Often, you only really need to stub-out the ActionForms to go with the JSPs. An action mapping that just forwards from an input page to an output page is often sufficient for a preview. It can also be helpful to setup a mock Action that posts some preview data in the request, which you can then display on the JSP for testing.
Some people also find that page design can be easier with Velocity templages, since they are more forgiving than JSPs. Chapter 17 of Stuts in Action shows how to migrate a small application from JSP to Velocity
HTH, Ted.
17 years ago
People use all types of persistance layers with Struts: JDBC, JDO, EJB, OJB, CORBA, Torque, you name it.
But regardless of how you connect to a persistance layer, the best advice is to develop a facade (or internal API) for your application. The facade declares the inputs and outputs for each discrete function your application performs. Behind the facade, these input and outputs can connect to whatever you want. In front of the facade, a Struts Action can pass through the input (from an ActionForm) and then return the output (either in ActionForm or some type of collection or result object).
A facade also makes it easy to use more than one persistance layer. One method may use JDBC. Another method may use a search engine, like Lucene. A third may reach out to a web service. But they all look the same to whatever controller you want to use (including Struts).
The Artimus application bundled with Struts in Action uses this technique to connect to both JDBC and Lucene. Interally, we can switch from one to the other without the rest of the application knowing the difference.

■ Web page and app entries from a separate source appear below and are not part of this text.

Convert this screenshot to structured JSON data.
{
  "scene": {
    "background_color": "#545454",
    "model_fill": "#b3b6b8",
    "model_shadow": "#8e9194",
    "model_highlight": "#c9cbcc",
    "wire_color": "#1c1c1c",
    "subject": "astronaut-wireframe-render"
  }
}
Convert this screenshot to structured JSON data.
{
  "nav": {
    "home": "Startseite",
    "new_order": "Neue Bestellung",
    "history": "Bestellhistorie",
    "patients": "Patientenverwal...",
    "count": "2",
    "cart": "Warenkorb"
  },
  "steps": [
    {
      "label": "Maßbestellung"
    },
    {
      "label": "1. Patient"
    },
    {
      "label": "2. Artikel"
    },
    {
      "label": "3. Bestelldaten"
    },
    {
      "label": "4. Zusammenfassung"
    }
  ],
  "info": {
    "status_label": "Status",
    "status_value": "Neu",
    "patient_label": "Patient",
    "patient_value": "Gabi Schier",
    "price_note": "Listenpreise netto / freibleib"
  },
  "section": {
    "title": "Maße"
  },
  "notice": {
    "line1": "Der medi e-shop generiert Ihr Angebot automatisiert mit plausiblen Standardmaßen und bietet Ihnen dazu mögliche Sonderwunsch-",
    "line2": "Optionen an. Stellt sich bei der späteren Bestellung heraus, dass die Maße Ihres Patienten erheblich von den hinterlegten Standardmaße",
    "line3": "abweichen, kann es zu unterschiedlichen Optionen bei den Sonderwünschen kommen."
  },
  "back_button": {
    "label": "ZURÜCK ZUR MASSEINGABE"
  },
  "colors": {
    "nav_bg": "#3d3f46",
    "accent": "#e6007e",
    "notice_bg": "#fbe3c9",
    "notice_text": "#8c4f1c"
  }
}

A facade also makes it easy to switch between a working persitance layer and a mock persistance layer for unit testing.
HTH, Ted.
17 years ago
Generally, you should encapsulate whatever parameters your application uses in the ActionForm. So there would be a getParam1 and setParam1 property on the ActionForm related to this workflow.
Struts will then take care of populating the ActionForm from the request for you. This way you can deal with JavaBeans and pretty much ignore the request altogether.
Then in tags like html:hidden, you can just refer to property="param1".
An important design pattern to follow in Struts is to always link and submit to an action, never to a dynamic presentation page, like a JSP. This gives the controller a chance to populate any form associated with the request. In Struts 1.1, it also enables the module features.
HTH, Ted.
17 years ago
After getting together the top-level requirements, I generally start with a HTML click-through. At this point, it's a familiar medium for everyone and can be the simplest way to express what needs to be done.
It's then pretty easy to setup the ActionForms using the HTML click-through like a requirements document. Once you have the ActionForms, it's easy to migrate to a dynamic click-through using JSP or Velocity templates. Instead of Actions, you can use the forward property to send control out to the presentation page. At this point, you can also start validating data.
After that, it's a matter of inserting Actions that bring the click-through to life. Here, I may start with stub or mock actions that return the same static data from the click-through. This way I can test how the presentation pages will act when passed data from the controller.
Finally, when I run out other things to do, I break down and hook it up to the persistance layer.
So, yeah, what you're doing =:0)
This is the same general process covered in section 3.4 of the book.
HTH, Ted.
17 years ago